— WHAT IS REQUIRED —
Line by line, the data below should be set down unchanged, with images excluded.

═══

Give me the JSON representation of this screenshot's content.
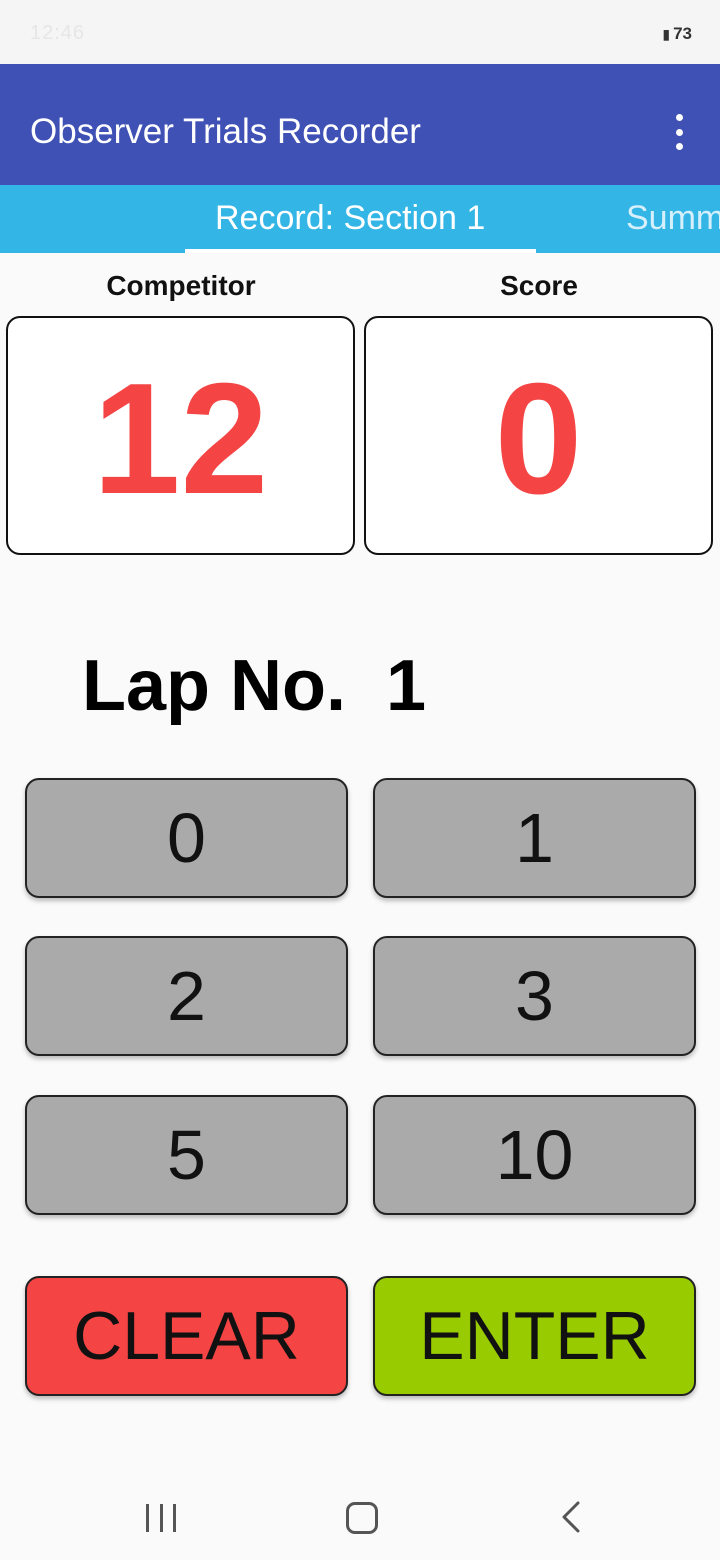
{
  "status_bar": {
    "left_text": "12:46",
    "battery": "73"
  },
  "app_bar": {
    "title": "Observer Trials Recorder"
  },
  "tabs": [
    {
      "label": "Record: Section 1",
      "selected": true
    },
    {
      "label": "Summ",
      "selected": false
    }
  ],
  "competitor": {
    "label": "Competitor",
    "value": "12"
  },
  "score": {
    "label": "Score",
    "value": "0"
  },
  "lap": {
    "text": "Lap No.  1"
  },
  "keypad": {
    "keys": [
      "0",
      "1",
      "2",
      "3",
      "5",
      "10"
    ],
    "clear_label": "CLEAR",
    "enter_label": "ENTER"
  },
  "colors": {
    "app_bar": "#3f51b5",
    "tab_bar": "#33b5e5",
    "value_red": "#f44444",
    "key_grey": "#aaaaaa",
    "clear_red": "#f44444",
    "enter_green": "#99cc00"
  },
  "icons": {
    "overflow": "more-vert-icon",
    "battery": "battery-icon",
    "nav_recents": "recents-icon",
    "nav_home": "home-icon",
    "nav_back": "back-icon"
  }
}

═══

— RESPONSE TO THIS TASK —
Give me the JSON representation of this screenshot's content.
{
  "status_bar": {
    "left_text": "12:46",
    "battery": "73"
  },
  "app_bar": {
    "title": "Observer Trials Recorder"
  },
  "tabs": [
    {
      "label": "Record: Section 1",
      "selected": true
    },
    {
      "label": "Summ",
      "selected": false
    }
  ],
  "competitor": {
    "label": "Competitor",
    "value": "12"
  },
  "score": {
    "label": "Score",
    "value": "0"
  },
  "lap": {
    "text": "Lap No.  1"
  },
  "keypad": {
    "keys": [
      "0",
      "1",
      "2",
      "3",
      "5",
      "10"
    ],
    "clear_label": "CLEAR",
    "enter_label": "ENTER"
  },
  "colors": {
    "app_bar": "#3f51b5",
    "tab_bar": "#33b5e5",
    "value_red": "#f44444",
    "key_grey": "#aaaaaa",
    "clear_red": "#f44444",
    "enter_green": "#99cc00"
  },
  "icons": {
    "overflow": "more-vert-icon",
    "battery": "battery-icon",
    "nav_recents": "recents-icon",
    "nav_home": "home-icon",
    "nav_back": "back-icon"
  }
}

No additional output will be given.